"You build on failure. You use it as a stepping stone. Close the door on the past. You don't try to forget the mistakes, but you don't dwell on it. You don't let it have any of your energy, or any of your time, or any of your space." -Johnny Cash
A look at the life of rock and roll and country music legend Johnny Cash, who toured with Elvis and had his biggest hit with Ring of Fire.
Johnny was born into a family of sharecroppers. They were very poor, and Cash claims that he almost died of starvation as a child.
Sadly, his older brother Jack died in a tragic accident while working a table saw in 1944.
His early memories were dominated by gospel music and radio. Taught by his mother and a childhood friend, Johnny began playing guitar and writing songs as a young boy. By the age of twelve he was performing songs on local radio.
After a stint in the Air Force, Cash married Vivian Liberto and signed with Sun Records in 1955. In 1956, Cash recorded his signature hit Folsom Prison Blues, which he was inspired to write after seeing a powerful film about Folsom Prison. That same year, I Walk the Line marked his first No. 1 country hit. The following year, Cash released his debut album, Johnny Cash with His Hot & Blue Guitar.
Although he was Sun's most consistently best-selling and prolific artist at that time, Cash felt constrained by his contract with the small label. As a result he left the label to sign a lucrative deal with Columbia Records, where his single "Don't Take Your Guns to Town" would become one of his biggest hits.

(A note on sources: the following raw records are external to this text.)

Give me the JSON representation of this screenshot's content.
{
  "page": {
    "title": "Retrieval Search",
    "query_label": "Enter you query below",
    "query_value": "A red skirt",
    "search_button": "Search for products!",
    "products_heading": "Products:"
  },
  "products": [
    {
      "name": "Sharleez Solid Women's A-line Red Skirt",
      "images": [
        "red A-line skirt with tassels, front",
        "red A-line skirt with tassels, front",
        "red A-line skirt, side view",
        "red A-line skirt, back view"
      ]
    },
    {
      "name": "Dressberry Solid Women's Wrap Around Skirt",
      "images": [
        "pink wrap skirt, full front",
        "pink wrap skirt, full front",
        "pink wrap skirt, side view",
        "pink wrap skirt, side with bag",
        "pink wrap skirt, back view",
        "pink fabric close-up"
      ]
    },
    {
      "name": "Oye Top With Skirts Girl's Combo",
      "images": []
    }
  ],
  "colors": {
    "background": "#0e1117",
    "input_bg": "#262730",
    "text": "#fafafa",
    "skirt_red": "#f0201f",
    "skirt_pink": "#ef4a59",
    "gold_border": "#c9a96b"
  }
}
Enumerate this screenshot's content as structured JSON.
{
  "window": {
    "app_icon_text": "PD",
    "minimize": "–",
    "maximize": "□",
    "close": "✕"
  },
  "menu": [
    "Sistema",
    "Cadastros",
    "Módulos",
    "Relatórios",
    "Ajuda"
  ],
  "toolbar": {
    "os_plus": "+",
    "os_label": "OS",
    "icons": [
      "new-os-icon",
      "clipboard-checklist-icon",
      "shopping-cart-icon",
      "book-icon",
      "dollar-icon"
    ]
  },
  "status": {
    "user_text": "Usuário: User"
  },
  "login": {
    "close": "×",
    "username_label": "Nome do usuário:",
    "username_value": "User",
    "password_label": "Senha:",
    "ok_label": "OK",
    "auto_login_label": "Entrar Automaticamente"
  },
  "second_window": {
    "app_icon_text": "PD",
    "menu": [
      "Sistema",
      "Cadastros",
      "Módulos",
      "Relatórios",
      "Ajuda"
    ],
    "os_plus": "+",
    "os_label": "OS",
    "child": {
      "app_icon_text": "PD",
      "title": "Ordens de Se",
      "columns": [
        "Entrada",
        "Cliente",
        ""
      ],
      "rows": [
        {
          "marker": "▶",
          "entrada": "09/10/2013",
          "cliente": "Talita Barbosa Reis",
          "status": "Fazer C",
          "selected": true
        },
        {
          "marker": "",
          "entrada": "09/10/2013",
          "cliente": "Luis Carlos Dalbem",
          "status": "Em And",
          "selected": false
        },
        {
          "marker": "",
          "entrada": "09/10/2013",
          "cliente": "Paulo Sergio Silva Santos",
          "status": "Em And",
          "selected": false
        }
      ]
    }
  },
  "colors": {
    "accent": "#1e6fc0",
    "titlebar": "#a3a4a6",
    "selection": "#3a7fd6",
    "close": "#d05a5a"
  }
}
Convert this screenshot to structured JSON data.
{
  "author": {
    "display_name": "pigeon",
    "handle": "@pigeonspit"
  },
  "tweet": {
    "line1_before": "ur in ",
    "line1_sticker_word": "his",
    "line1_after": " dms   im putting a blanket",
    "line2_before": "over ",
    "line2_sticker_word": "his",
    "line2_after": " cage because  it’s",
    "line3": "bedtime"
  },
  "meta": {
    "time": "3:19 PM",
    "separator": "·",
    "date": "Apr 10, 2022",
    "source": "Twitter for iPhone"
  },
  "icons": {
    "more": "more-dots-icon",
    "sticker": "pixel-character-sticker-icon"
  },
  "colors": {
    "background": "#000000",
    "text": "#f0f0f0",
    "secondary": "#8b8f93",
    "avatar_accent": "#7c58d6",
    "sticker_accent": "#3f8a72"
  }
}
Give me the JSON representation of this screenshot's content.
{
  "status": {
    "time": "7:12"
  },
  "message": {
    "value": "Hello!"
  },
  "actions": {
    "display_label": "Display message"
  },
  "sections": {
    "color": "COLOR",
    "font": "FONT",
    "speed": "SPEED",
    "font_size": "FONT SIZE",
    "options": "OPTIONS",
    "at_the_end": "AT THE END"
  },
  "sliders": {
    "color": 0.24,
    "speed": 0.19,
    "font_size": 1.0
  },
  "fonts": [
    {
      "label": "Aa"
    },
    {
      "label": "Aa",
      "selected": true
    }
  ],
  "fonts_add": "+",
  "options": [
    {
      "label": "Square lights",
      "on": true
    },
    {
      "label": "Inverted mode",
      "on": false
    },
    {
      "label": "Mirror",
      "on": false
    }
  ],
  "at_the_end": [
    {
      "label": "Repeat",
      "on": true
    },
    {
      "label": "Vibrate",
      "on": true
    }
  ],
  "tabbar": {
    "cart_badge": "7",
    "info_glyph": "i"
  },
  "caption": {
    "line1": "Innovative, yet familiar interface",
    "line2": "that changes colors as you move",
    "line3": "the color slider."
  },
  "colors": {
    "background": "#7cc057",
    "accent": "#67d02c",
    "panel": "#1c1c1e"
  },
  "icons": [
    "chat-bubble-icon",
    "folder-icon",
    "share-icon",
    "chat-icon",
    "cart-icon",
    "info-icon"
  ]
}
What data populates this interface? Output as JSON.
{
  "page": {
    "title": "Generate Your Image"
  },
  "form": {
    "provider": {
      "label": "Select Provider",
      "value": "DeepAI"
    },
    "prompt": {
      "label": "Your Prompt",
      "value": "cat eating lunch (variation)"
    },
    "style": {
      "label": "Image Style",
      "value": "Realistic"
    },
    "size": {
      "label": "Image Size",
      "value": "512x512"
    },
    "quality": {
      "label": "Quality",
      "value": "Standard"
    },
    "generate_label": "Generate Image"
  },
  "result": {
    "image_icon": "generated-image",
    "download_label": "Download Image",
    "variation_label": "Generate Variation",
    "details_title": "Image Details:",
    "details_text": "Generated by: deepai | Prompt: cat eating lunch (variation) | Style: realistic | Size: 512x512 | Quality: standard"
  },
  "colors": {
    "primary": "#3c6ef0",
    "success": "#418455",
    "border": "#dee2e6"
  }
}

Unfortunately, he became addicted to drugs and alcohol. In 1965, a violent outburst in Nashville had him banned from the famous Grande Old Opry venue. His addictions also caused the break-up of his marriage to Libreto, with whom he had four daughters - Rosanne, Kathleen, Cindy and Tara.
However, in the late 1960s Cash discovered God and met his future wife, June Carter, who offered him support and inspiration. The couple collaborated on a succession of acclaimed duet recordings, including Jackson and Long-Legged Guitar Pickin' Man (both 1967), before marrying in 1968.
The following year he won two Grammy awards for 'Johnny Cash Live at Folsom Prison'. Cash also presented his own variety program - The Johnny Cash Show - on the ABC television network for three years.
Cash reached a second peak of popularity in 1970. In addition to his television show, he performed for President Richard Nixon at the White House, acted with Kirk Douglas in The Gunfight, sang with John Williams and the Boston Pops Orchestra, and he was the subject of a documentary film.
His record sales were equally healthy as "Sunday Morning Coming Down" and "Flesh and Blood" were number one hits. Throughout 1971, Cash continued to have hits, including the Top Three "Man in Black." He also became more socially active in the early '70s, campaigning for the civil rights of Native Americans and prisoners.
In the mid-'70s, Cash's presence on the country charts began to decline, but he continued to have a series of minor hits and the occasional chart-topper like 1976's "One Piece at a Time," or Top Ten hits like the Waylon Jennings duet "There Ain't No Good Chain Gang" and "(Ghost) Riders in the Sky."
Man in Black, Cash's autobiography, was published in 1975. In 1980, he became the youngest inductee to the Country Music Hall of Fame. However, the '80s were a rough time for Cash as his record sales continued to decline and he ran into trouble with Columbia. Cash also teamed up with Carl Perkins and Jerry Lee Lewis to record The Survivors in 1982, which was a mild success.
In 1991 he was presented with a Grammy Legend Award and, in 1992, he was inducted into the Rock and Roll Hall of Fame (adding to his place in the Country Music and Rockabilly Halls). He then collaborated with U2 on their 1993 album 'Zooropa'. His 1994 album, 'American Recordings' earned him a Grammy for Best Contemporary Folk Album. He was also invited to appear at rock festival Lollapalooza.
In 1997, another autobiography, Cash: The Autobiography, was published. It was around this time that Cash disclosed that he was suffering from Shy-Drager Syndrome, a progressive nervous disorder characterized by tremors, stiffness, and weakness. He was hospitalised several times with pneumonia and other illnesses.
Tragically, June Carter Cash died of complications following heart valve replacement surgery in May 2003. She was 73. Less than four months after his wife's death, Johnny Cash himself died at the age of 71. The cause was given as complications stemming from diabetes.